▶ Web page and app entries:
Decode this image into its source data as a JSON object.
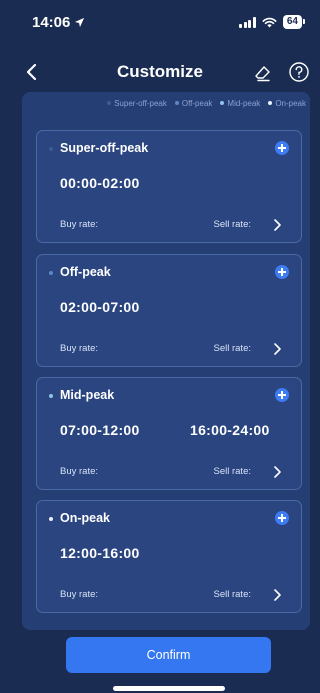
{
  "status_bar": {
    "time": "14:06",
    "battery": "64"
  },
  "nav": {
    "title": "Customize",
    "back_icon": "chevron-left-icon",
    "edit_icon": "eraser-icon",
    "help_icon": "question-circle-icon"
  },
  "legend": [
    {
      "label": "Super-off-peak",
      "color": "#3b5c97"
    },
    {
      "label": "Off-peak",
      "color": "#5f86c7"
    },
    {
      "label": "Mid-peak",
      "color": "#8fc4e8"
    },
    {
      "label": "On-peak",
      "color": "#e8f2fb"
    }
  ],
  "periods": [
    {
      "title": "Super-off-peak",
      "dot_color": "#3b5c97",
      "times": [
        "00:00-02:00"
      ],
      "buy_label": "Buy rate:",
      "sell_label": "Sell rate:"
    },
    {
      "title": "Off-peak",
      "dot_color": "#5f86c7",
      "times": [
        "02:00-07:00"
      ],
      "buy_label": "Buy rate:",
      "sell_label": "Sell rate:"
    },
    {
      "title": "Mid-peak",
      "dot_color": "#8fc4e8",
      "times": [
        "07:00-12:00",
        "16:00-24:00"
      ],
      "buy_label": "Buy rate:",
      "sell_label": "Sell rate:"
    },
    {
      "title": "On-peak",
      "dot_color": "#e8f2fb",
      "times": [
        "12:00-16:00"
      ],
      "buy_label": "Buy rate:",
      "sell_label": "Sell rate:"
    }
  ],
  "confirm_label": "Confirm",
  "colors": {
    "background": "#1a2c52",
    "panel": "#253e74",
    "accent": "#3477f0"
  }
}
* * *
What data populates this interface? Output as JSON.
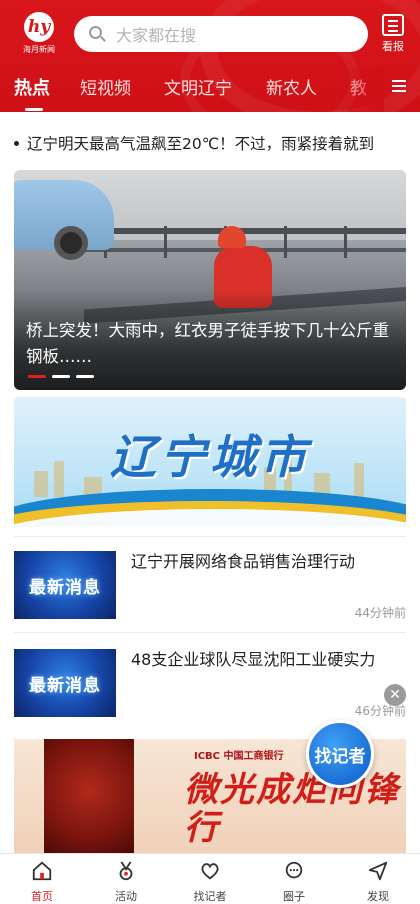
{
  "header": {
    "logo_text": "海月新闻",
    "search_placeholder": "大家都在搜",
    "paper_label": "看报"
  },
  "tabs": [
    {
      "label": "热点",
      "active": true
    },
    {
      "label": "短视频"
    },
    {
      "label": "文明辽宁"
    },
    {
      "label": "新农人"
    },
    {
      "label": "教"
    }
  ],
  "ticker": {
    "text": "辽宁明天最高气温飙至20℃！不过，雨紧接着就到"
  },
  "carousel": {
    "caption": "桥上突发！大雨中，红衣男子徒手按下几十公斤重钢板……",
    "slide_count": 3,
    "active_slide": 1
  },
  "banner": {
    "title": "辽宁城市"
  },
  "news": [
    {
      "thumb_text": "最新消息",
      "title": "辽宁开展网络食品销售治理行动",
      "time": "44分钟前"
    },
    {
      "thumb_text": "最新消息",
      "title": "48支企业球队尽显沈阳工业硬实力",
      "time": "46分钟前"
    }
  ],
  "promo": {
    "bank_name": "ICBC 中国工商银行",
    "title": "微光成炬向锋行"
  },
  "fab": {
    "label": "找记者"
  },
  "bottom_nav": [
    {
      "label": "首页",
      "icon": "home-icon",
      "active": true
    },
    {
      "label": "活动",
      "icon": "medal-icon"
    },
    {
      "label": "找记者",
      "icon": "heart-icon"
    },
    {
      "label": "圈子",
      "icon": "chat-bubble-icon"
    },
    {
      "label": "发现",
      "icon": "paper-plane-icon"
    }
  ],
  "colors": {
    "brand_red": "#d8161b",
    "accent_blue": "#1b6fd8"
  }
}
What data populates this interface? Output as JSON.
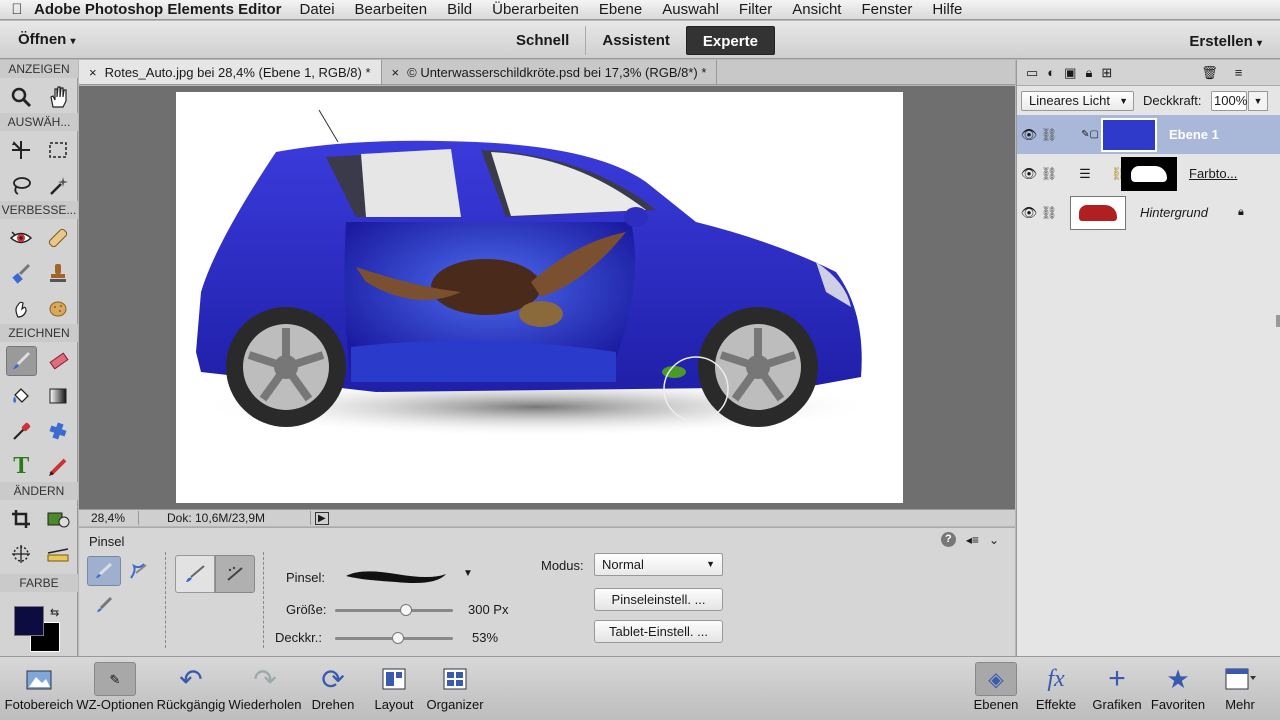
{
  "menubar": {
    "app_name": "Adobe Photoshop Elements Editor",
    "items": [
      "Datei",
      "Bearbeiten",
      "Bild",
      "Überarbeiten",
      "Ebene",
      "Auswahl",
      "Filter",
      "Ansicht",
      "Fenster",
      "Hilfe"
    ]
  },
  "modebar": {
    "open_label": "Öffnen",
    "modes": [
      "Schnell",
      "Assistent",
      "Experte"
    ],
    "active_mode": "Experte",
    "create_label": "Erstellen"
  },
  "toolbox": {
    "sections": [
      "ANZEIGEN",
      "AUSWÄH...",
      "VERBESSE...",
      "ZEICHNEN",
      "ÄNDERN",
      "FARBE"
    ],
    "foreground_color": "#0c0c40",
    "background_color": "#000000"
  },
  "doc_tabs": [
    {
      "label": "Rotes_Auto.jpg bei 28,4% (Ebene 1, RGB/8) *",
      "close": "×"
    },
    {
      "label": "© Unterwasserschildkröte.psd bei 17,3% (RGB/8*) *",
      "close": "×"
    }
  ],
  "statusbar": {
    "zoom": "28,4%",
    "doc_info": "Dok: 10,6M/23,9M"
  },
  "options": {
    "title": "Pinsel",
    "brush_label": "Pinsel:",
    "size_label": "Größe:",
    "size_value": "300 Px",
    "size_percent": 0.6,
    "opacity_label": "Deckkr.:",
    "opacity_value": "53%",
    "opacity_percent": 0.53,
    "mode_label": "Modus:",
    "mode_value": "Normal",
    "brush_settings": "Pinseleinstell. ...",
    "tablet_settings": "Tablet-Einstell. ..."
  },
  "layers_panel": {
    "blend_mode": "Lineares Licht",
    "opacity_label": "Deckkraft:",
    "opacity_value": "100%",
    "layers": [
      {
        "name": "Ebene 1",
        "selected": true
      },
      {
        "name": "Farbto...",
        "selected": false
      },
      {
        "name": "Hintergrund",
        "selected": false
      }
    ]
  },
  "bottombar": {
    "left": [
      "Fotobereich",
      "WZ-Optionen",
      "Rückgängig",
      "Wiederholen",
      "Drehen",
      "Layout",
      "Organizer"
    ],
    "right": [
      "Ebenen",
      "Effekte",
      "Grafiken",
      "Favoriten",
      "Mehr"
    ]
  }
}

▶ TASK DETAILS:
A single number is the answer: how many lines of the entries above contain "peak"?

▶ TASK RESPONSE:
8